kerala destination ernakulam-tripunithura

Hill Palace Museum

Ernakulam Hill Palace Museum

This enormous estate on a hill on the Kochi mainland houses the largest archeological museum in Kerala. Built in 1865, the complex houses 49 traditionally-styled buildings spread across 54 acres. The grounds also play host to a heritage museum, a deer park, a pre-historic park and a children’s park. It is also home to several rare species of medicinal plants.

The main museum showcases the Royal Crown and ornaments of the erstwhile Cochin royal family, paintings, sculptures in stone and marble, weapons, inscriptions, coins, royal furniture, epigraphic samples, etc, most of them contributed by the royal family.

Museum of Kerala History

Ernakulam Museum of Kerala History

What could be more fitting than to be greeted to the Museum of Kerala History by a statue of the Kerala’s mythic creator, the sage Parasurama himself?

Tucked away among giant shade trees at a discreet distance from the crowded urban madness of Ernakulam, the museum serves as a monument to Kerala’s and in homage to its makers. Historic episodes from the Neolithic to the modern era are showcased here through life sized representations. While regular light and sound shows with English and Malayalam commentaries bring it all more alive.

An art gallery gives it all a contemporary flavor with its over 200 original paintings and sculptures by modern Indian artists.

Kerala Folklore Museum

Ernakulam Kerala Folklore Museum

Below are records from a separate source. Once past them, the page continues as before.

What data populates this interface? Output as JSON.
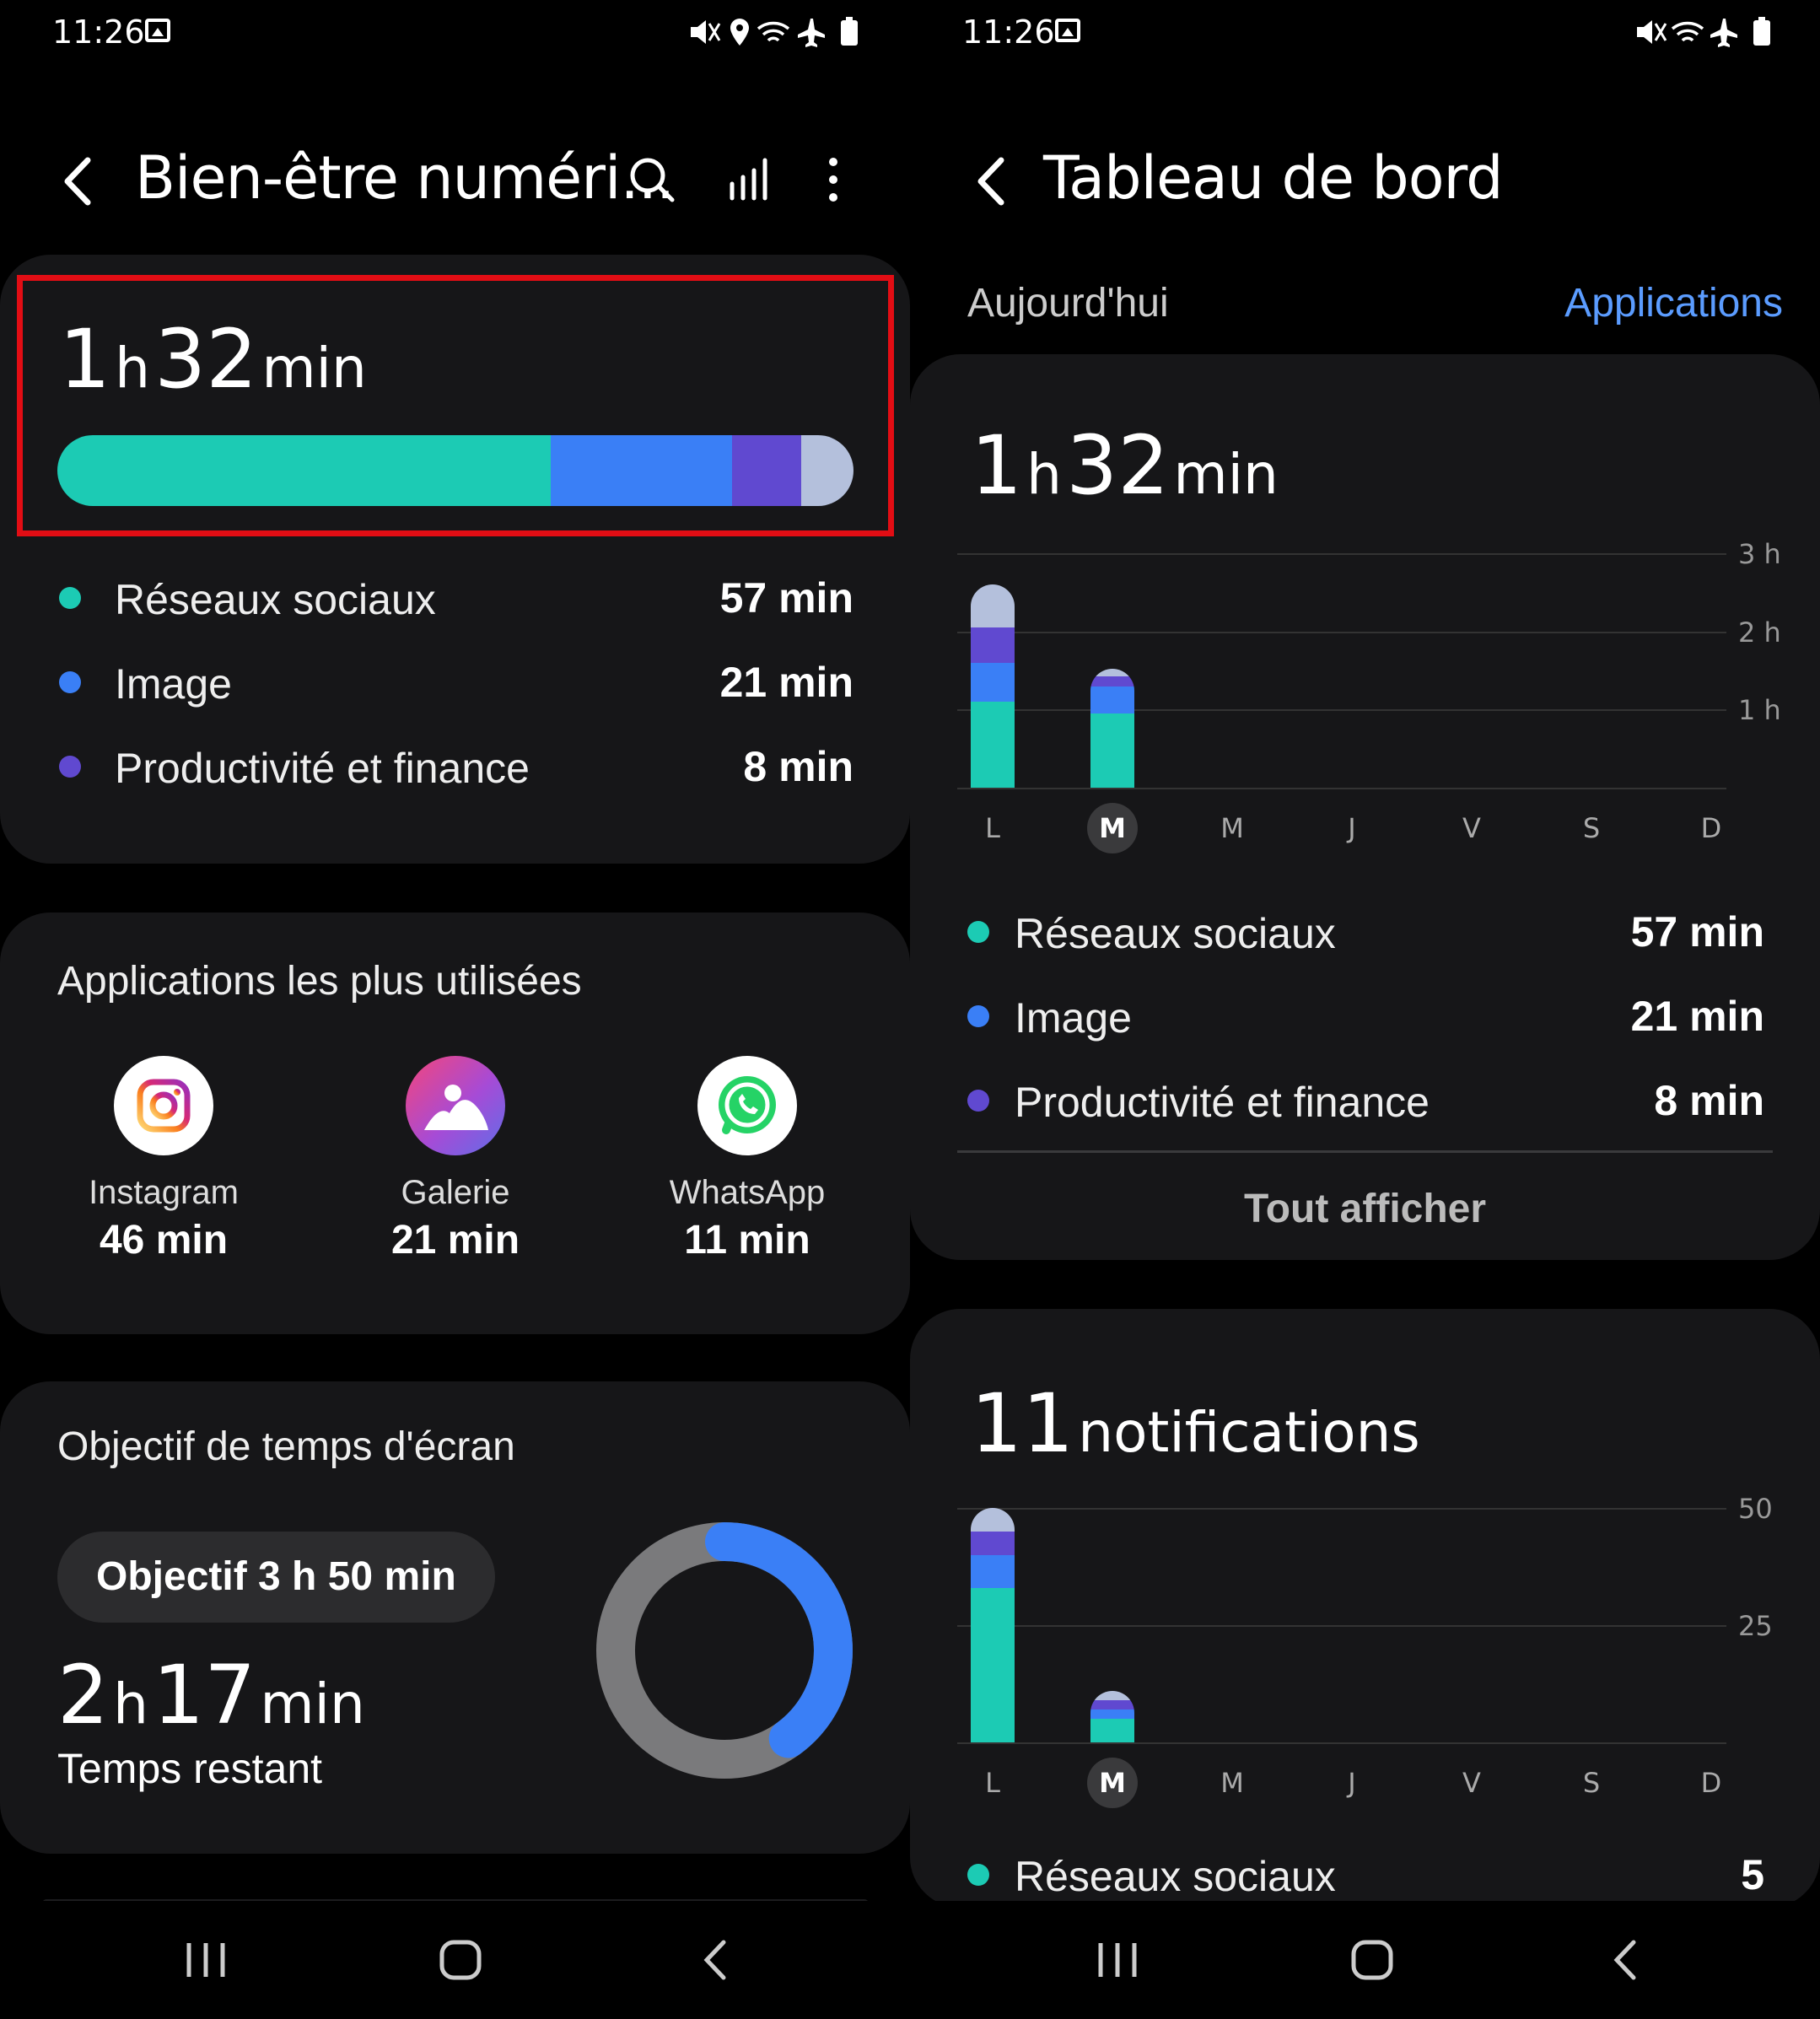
{
  "colors": {
    "social": "#1ccbb4",
    "image": "#3a7ff6",
    "productivity": "#6049d0",
    "other": "#b4c0dc",
    "accent_blue": "#5b9cff",
    "highlight_red": "#e20d14",
    "ring_gray": "#7a7a7c"
  },
  "status": {
    "time": "11:26",
    "icons_left": "ðŸ”‡ðŸ“ðŸ“¶âœˆðŸ”‹",
    "icons_right": "ðŸ”‡ðŸ“¶âœˆðŸ”‹"
  },
  "left": {
    "title": "Bien-être numéri...",
    "total": {
      "h": "1",
      "h_unit": "h",
      "m": "32",
      "m_unit": "min"
    },
    "usage_split": {
      "social": 57,
      "image": 21,
      "productivity": 8,
      "other": 6
    },
    "categories": [
      {
        "label": "Réseaux sociaux",
        "value": "57 min",
        "color": "#1ccbb4"
      },
      {
        "label": "Image",
        "value": "21 min",
        "color": "#3a7ff6"
      },
      {
        "label": "Productivité et finance",
        "value": "8 min",
        "color": "#6049d0"
      }
    ],
    "apps_title": "Applications les plus utilisées",
    "apps": [
      {
        "name": "Instagram",
        "time": "46 min",
        "icon": "instagram-icon"
      },
      {
        "name": "Galerie",
        "time": "21 min",
        "icon": "gallery-icon"
      },
      {
        "name": "WhatsApp",
        "time": "11 min",
        "icon": "whatsapp-icon"
      }
    ],
    "goal": {
      "title": "Objectif de temps d'écran",
      "pill": "Objectif 3 h 50 min",
      "remaining": {
        "h": "2",
        "h_unit": "h",
        "m": "17",
        "m_unit": "min"
      },
      "remaining_label": "Temps restant",
      "used_fraction": 0.4
    }
  },
  "right": {
    "title": "Tableau de bord",
    "period": "Aujourd'hui",
    "link": "Applications",
    "screen_time": {
      "total": {
        "h": "1",
        "h_unit": "h",
        "m": "32",
        "m_unit": "min"
      },
      "axis": [
        "3 h",
        "2 h",
        "1 h"
      ],
      "days": [
        "L",
        "M",
        "M",
        "J",
        "V",
        "S",
        "D"
      ],
      "selected_day": 1,
      "categories": [
        {
          "label": "Réseaux sociaux",
          "value": "57 min",
          "color": "#1ccbb4"
        },
        {
          "label": "Image",
          "value": "21 min",
          "color": "#3a7ff6"
        },
        {
          "label": "Productivité et finance",
          "value": "8 min",
          "color": "#6049d0"
        }
      ],
      "show_all": "Tout afficher"
    },
    "notifications": {
      "count": "11",
      "label": "notifications",
      "axis": [
        "50",
        "25"
      ],
      "days": [
        "L",
        "M",
        "M",
        "J",
        "V",
        "S",
        "D"
      ],
      "selected_day": 1,
      "first_row": {
        "label": "Réseaux sociaux",
        "value": "5",
        "color": "#1ccbb4"
      }
    }
  },
  "chart_data": [
    {
      "type": "bar",
      "title": "1 h 32 min",
      "categories": [
        "L",
        "M",
        "M",
        "J",
        "V",
        "S",
        "D"
      ],
      "ylim": [
        0,
        3
      ],
      "series": [
        {
          "name": "Réseaux sociaux",
          "values": [
            1.1,
            0.95,
            0,
            0,
            0,
            0,
            0
          ]
        },
        {
          "name": "Image",
          "values": [
            0.5,
            0.35,
            0,
            0,
            0,
            0,
            0
          ]
        },
        {
          "name": "Productivité et finance",
          "values": [
            0.45,
            0.13,
            0,
            0,
            0,
            0,
            0
          ]
        },
        {
          "values": [
            0.55,
            0.09,
            0,
            0,
            0,
            0,
            0
          ]
        }
      ]
    },
    {
      "type": "bar",
      "title": "11 notifications",
      "categories": [
        "L",
        "M",
        "M",
        "J",
        "V",
        "S",
        "D"
      ],
      "ylim": [
        0,
        50
      ],
      "series": [
        {
          "name": "Réseaux sociaux",
          "values": [
            33,
            5,
            0,
            0,
            0,
            0,
            0
          ]
        },
        {
          "name": "Image",
          "values": [
            7,
            2,
            0,
            0,
            0,
            0,
            0
          ]
        },
        {
          "name": "Productivité et finance",
          "values": [
            5,
            2,
            0,
            0,
            0,
            0,
            0
          ]
        },
        {
          "values": [
            5,
            2,
            0,
            0,
            0,
            0,
            0
          ]
        }
      ]
    }
  ]
}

The outside of the Kerala Folklore Museum itself is eye catching – a tall wood and brick building in the traditional style of Kerala architecture. Each of the museum’s three floors represents the typical architectural styles of Malabar, Kochi and Travancore. The entrance to the museum comprises of the remnants of a 16th century temple in Tamil Nadu, along with wooden carvings from across Kerala. A‘manichithrathazhu’, the ornate and traditional door lock of Kerala on the front door, is strictly ornamental!

Inside is a breathtaking treasure trove – numbering more than 4000 exhibits! – of startlingly life-like masks, wood, stone and bronze sculptures, costumes, quaint musical instruments, traditional jewelry, Stone Age utensils, rare and esoteric astrological and medicinal manuscripts, among others; all standing in silent testimony to Kerala rich and vibrant art, folk, dance and cultural traditions. Later in the night, some of those traditions come alive in the wood-lined theater on the top floor (with its splendid 17th century wooden ceiling) with live displays and performances.